(5) It should be noted that the resolution does not specify "all territories" or "the territories" but "territories." The subparagraph immediately following is, by way of contrast, more comprehensively cast, specifying "all claims or states of belligerency."
(6) Resolution 242 (1967) of
We are not the ones to say where other nations should draw the lines between them that will assure each the greatest security. It is clear, however, that a return to the situation of
At the same time, it should be equally clear that boundaries cannot and should not reflect the weight of conquest. Each change must have a reason which each side, in honest negotiation, can accept as part of a just compromise. (59 Department of State Bulletin 348 )
(7) See, however, Kelsen (2nd ed. by Tucker), Principles of International Law (1967), pp. 420-433.
(8) It should be added that the armistice agreements of 1949 expressly preserved the territorial claims of all parties and did not purport to establish definitive boundaries between them.
(9) Elihu Lauterpacht,

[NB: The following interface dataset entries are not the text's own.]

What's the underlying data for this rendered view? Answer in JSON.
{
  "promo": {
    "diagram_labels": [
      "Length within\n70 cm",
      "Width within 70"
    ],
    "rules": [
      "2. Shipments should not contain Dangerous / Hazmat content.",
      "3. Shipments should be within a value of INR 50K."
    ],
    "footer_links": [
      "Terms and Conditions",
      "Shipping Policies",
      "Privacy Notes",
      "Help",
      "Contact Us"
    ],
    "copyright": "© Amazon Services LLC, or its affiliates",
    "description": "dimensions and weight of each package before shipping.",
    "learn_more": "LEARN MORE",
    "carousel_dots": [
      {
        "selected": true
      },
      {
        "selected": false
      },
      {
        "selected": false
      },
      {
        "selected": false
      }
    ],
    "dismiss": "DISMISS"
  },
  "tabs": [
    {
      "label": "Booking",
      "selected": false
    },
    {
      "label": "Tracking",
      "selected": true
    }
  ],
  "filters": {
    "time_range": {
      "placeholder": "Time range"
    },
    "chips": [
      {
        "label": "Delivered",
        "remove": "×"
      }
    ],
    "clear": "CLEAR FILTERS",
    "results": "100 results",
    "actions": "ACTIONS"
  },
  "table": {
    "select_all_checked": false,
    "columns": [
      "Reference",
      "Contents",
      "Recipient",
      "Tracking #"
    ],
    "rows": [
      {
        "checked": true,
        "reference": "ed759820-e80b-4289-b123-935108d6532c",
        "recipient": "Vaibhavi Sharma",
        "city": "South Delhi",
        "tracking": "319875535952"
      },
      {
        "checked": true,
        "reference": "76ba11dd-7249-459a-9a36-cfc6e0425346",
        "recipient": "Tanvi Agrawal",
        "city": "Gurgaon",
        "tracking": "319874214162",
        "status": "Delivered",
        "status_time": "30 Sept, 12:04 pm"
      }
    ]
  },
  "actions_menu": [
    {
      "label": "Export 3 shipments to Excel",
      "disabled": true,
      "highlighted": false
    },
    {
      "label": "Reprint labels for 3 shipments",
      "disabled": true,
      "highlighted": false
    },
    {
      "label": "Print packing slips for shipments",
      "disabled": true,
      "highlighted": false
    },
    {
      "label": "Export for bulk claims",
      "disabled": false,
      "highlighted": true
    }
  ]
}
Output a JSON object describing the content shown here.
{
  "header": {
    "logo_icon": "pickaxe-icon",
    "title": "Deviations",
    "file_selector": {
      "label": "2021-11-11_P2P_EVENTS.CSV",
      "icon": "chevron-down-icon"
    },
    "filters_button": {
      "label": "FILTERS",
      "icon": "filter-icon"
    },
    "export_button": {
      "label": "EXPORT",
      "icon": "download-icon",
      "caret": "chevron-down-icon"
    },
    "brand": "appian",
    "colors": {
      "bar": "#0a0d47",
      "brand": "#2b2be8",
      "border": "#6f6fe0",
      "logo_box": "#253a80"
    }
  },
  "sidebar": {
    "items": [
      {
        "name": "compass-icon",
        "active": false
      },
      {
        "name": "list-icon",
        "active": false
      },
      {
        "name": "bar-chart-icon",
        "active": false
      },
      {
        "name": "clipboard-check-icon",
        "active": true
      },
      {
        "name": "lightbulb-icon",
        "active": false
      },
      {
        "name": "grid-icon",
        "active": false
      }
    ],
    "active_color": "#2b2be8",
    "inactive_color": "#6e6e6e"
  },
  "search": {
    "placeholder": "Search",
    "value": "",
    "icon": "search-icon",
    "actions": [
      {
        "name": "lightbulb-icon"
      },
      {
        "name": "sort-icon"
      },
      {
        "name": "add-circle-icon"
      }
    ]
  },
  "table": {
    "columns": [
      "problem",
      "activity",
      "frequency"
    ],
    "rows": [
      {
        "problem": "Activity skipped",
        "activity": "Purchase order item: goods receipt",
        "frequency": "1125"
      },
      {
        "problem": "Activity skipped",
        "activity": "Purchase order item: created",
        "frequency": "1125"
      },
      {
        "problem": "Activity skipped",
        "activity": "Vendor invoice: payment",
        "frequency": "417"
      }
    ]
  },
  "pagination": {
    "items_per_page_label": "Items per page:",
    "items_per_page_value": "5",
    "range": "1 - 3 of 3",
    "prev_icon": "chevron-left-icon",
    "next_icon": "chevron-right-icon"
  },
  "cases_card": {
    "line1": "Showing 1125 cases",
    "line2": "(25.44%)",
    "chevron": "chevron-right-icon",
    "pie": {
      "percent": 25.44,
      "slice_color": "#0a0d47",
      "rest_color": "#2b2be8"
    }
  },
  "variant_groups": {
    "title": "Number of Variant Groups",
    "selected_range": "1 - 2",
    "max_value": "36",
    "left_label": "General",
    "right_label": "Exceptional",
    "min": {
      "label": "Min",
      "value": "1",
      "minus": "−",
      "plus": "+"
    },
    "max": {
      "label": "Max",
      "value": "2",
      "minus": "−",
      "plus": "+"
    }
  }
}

* Since 1947 Stephen M. Schwebel has written more than 100 articles, commentaries and book reviews in legal and other periodicals and in the press. This volume republishes 36 of his legal articles and commentaries of continuing interest. The first Part treats aspects of the capacity and performance of the International Court of Justice. The second addresses aspects of international arbitration. The third examines problems of the United Nations, especially of the authority of the Secretary-General, the character of the Secretariat, and financial apportionment. The fourth deals with questions of international contracts and taking of foreign property interests. The fifth discusses diverse aspects of the development of international law and particularly considers the central problem of international law, the unlawful use of force. This collection does not include Judge Schwebel’s judicial opinions, nor (with one exception) papers written in his former official capacities as a legal officer of the US Department of State or as a special rapporteur of the International Law Commission of the United Nations. Together with his unofficial writings, his judicial opinions as of July 1993 are cataloged in the list of publications with which this volume concludes.
Justice in international law: selected writings of Judge Stephen M. Schwebel
Par Stephen Myron Schwebel
Publié par Cambridge University Press, 1994
ISBN 0521462843, 9780521462846
Mis en ligne le 7 juin 2009, par